*** Opening of Data records ***

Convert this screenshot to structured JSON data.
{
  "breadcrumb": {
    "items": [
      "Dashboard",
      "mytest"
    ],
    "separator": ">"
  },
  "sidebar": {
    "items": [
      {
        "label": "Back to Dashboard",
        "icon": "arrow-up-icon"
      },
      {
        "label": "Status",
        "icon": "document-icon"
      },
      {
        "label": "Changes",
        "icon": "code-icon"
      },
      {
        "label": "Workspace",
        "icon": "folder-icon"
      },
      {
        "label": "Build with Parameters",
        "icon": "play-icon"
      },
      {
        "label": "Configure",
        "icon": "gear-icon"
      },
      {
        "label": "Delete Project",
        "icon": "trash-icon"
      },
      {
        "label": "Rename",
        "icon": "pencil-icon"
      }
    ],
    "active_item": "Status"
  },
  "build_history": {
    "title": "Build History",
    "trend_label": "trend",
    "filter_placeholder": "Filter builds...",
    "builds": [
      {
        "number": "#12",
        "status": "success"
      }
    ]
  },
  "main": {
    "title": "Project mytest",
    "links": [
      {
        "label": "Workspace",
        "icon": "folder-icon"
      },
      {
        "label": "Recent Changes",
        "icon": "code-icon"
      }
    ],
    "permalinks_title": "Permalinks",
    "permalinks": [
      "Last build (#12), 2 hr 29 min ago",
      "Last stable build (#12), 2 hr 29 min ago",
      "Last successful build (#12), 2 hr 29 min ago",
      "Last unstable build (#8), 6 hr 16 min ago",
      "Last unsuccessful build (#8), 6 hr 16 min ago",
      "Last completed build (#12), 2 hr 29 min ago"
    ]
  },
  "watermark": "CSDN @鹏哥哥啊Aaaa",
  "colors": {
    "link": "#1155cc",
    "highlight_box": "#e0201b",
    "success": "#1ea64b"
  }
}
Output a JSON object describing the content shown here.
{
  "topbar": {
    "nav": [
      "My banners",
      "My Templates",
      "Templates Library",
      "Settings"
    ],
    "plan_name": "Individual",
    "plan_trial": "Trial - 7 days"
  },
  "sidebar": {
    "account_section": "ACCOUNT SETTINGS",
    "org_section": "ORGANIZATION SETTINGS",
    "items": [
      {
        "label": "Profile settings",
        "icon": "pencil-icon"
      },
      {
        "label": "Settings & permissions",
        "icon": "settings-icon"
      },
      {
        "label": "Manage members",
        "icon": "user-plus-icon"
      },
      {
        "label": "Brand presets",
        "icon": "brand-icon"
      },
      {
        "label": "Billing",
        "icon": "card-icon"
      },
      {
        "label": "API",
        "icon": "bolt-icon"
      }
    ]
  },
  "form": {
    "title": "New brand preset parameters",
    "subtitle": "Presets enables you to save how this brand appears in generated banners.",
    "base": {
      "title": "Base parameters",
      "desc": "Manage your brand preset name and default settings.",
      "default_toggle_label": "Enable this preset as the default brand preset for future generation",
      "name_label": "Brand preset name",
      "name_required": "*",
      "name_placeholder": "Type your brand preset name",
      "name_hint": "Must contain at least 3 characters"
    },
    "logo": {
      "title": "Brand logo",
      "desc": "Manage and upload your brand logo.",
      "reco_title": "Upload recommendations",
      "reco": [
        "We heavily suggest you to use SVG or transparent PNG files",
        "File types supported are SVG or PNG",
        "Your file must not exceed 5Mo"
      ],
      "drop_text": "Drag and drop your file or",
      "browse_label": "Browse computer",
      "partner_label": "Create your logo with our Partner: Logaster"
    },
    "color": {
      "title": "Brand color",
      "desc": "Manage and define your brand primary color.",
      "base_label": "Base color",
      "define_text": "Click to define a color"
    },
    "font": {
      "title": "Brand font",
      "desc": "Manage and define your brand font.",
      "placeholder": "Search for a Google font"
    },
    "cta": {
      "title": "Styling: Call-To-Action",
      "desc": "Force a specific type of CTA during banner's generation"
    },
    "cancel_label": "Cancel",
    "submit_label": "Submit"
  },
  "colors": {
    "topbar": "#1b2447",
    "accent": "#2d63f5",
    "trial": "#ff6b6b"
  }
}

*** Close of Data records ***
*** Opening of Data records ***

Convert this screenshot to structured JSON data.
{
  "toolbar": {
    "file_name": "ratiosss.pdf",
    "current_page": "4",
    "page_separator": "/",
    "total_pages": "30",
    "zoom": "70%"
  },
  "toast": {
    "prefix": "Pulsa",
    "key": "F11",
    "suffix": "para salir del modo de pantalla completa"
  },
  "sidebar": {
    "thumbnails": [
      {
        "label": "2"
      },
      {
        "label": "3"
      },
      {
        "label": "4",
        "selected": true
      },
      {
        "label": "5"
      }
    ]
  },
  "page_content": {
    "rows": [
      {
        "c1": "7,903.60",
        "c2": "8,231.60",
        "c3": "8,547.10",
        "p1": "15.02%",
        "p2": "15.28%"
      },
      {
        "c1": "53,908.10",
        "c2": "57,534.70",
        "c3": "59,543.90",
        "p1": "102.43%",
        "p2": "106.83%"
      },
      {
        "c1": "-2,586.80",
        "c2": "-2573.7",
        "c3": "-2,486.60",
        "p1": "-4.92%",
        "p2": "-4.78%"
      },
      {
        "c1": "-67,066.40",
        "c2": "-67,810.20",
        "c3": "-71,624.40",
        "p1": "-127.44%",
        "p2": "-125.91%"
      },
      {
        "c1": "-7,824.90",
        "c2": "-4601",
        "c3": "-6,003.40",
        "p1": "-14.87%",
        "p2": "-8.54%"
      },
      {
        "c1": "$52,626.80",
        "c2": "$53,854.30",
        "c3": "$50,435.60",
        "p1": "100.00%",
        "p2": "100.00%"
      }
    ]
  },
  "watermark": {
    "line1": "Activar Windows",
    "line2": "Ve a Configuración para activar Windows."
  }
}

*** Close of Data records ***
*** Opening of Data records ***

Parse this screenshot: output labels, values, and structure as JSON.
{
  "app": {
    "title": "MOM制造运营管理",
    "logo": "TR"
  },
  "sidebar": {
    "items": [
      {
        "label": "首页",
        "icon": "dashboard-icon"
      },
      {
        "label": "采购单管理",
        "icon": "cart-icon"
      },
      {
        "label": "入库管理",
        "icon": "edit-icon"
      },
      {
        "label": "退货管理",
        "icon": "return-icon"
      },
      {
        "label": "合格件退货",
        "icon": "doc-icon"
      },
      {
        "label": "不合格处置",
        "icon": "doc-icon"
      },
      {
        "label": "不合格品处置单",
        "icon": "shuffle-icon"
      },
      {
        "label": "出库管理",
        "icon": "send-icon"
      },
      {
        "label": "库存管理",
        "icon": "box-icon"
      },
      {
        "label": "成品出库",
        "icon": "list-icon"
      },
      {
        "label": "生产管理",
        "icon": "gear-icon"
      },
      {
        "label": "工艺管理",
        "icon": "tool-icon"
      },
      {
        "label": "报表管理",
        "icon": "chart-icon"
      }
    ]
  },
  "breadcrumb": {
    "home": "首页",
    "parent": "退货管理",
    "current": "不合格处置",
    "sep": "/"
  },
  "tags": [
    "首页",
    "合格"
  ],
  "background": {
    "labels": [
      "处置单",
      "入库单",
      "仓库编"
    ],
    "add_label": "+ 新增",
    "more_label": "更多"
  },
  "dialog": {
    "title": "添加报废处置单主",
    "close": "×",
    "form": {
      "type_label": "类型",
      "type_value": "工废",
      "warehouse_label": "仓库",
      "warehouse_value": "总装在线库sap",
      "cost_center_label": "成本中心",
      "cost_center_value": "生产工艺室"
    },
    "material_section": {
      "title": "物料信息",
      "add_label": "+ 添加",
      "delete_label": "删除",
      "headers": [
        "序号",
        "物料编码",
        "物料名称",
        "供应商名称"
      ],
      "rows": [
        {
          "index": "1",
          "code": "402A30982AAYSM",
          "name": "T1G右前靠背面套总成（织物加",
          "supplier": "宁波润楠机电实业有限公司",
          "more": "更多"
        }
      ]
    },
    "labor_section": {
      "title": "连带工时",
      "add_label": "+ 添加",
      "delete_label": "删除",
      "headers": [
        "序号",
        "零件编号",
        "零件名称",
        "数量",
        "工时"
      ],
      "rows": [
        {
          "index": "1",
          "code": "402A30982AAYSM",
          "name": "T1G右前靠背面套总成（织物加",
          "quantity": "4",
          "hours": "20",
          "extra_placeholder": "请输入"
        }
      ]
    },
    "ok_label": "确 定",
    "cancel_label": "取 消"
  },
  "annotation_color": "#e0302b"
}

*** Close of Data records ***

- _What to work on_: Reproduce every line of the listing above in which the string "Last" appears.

- _Reply to the task_:
      "Last build (#12), 2 hr 29 min ago",
      "Last stable build (#12), 2 hr 29 min ago",
      "Last successful build (#12), 2 hr 29 min ago",
      "Last unstable build (#8), 6 hr 16 min ago",
      "Last unsuccessful build (#8), 6 hr 16 min ago",
      "Last completed build (#12), 2 hr 29 min ago"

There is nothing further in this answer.